Update in inflammation, development and tissue repair

Eric Camerer’s group further examined physiological roles of membrane tethered serine proteases and their dependence on GPCR signaling. Matriptase is a membrane serine protease essential for epithelial development, homeostasis, and regeneration, as well as a central orchestrator of pathogenic pericellular signaling in the context of inflammatory and proliferative diseases. It is an unusual protease in that its zymogen displays measurable enzymatic activity. In a collaborative study we demonstrated that the matriptase zymogen is biologically active, capable of inducing signalling through protease-activated receptors and of executing developmental and homeostatic functions of the protease (Friis et al, BMC Biology, 2017).
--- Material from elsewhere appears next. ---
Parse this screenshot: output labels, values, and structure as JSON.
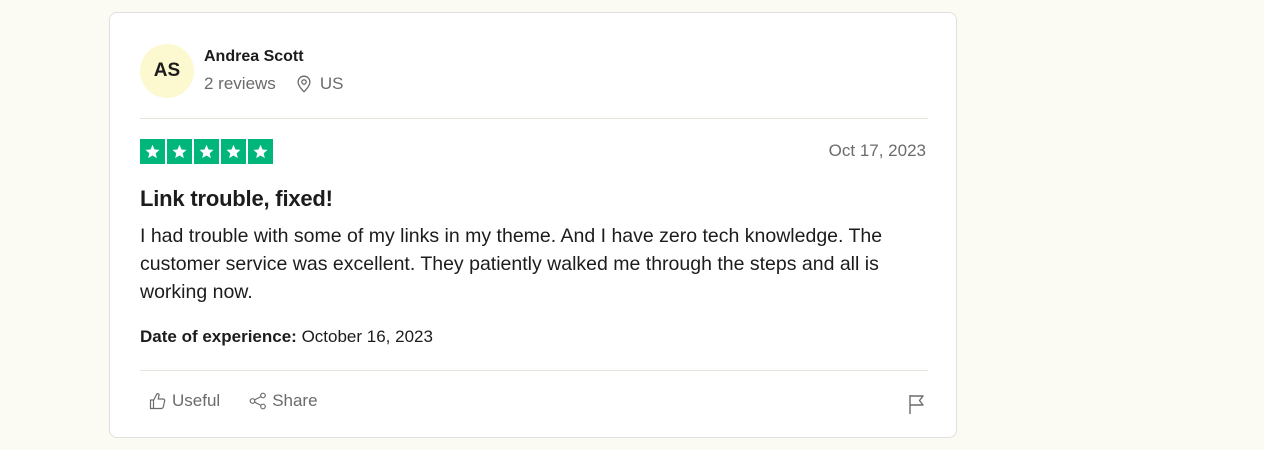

Update in Sickle Cell Disease

We also found that human neutrophils synthesize endothelin-1 and have functional ETB receptors increasing adhesion to the endothelium in microfluidic flow chamber. Intravital microscopy analyses demonstrated that blocking the ETA or the ETB receptor separately strongly influences neutrophil recruitment under inflammatory conditions in sickle cell mice. This suggests that dual ET receptors blockade should be more effective for the treatment of sickle cell vaso-occlusive crises than selective anti-ETA strategies (Koehl, Nivoit, El Nemer & Lenoir et al., Haematologica. 2017).
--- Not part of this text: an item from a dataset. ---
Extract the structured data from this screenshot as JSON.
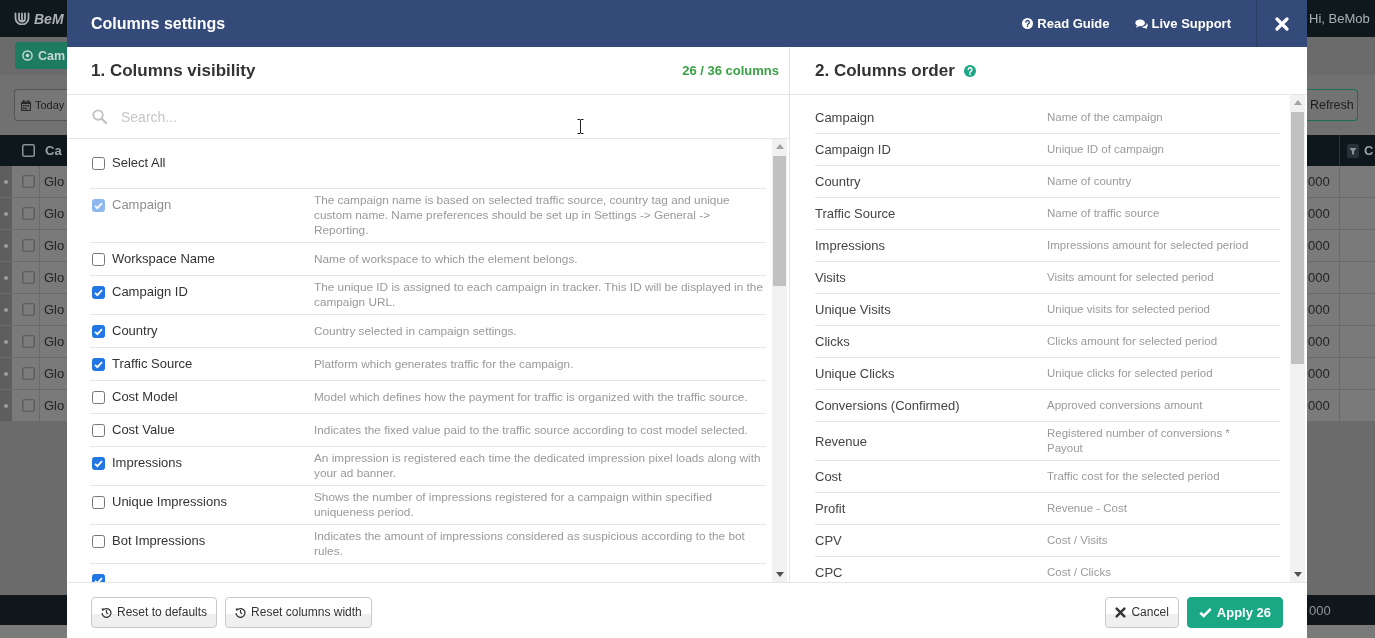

UPDATE IN PODOCYTE INJURY MECHANISM

Diabetic nephropathy is the leading cause of end-stage renal disease in industrialized countries.  Hypertension is a common comorbidity factor of diabetes and diabetic patients with poorly controled blood pressure commonly present more severe and unclassical renal complications, highlighting the main role of hemodynamic factors to promote glomerular injury.

The integrity of the glomerular filtration barrier (GFB) is maintained by molecular interplay between its 3 layers: the glomerular endothelium, the glomerular basement membrane and podocytes. Despite the strong prevalence of diabetic nephropathy worldwide and the emergence of the recent sodium glucose cotransporter 2 inhibitors and glucagon-like peptide 1 receptor agonists, providing significant but only partial efficacy to prevent cardiovascular events and kidney failure,  there are currently no therapies to specifically prevent glomerular cells injury during diabetes and hypertension. The Lenoir’s group identified mechanisms of glomerular cell tolerance during diabetes and hypertension. Our findings have provide evidence that autophagy is a key pathway promoting tolerance of podocytes and glomerular endothelial cells, to diabetic and hypertensive stress. We are making progress in the understanding of autophagy regulatory mechanisms in glomerular cells. We found that podocyte autophagy has an unconventional mechanism of regulation, independent to the canonical mTOR pathway (Bork et al. Autophagy 2019). We recently demonstrated that some calcium-dependent cysteine protease, calpains, regulate podocyte autophagy and inhibition of calpains minimize hypertension-induced podocyte injury via autophagy maintenance (Bensaada*, Robin* et al. Kidney International 2021).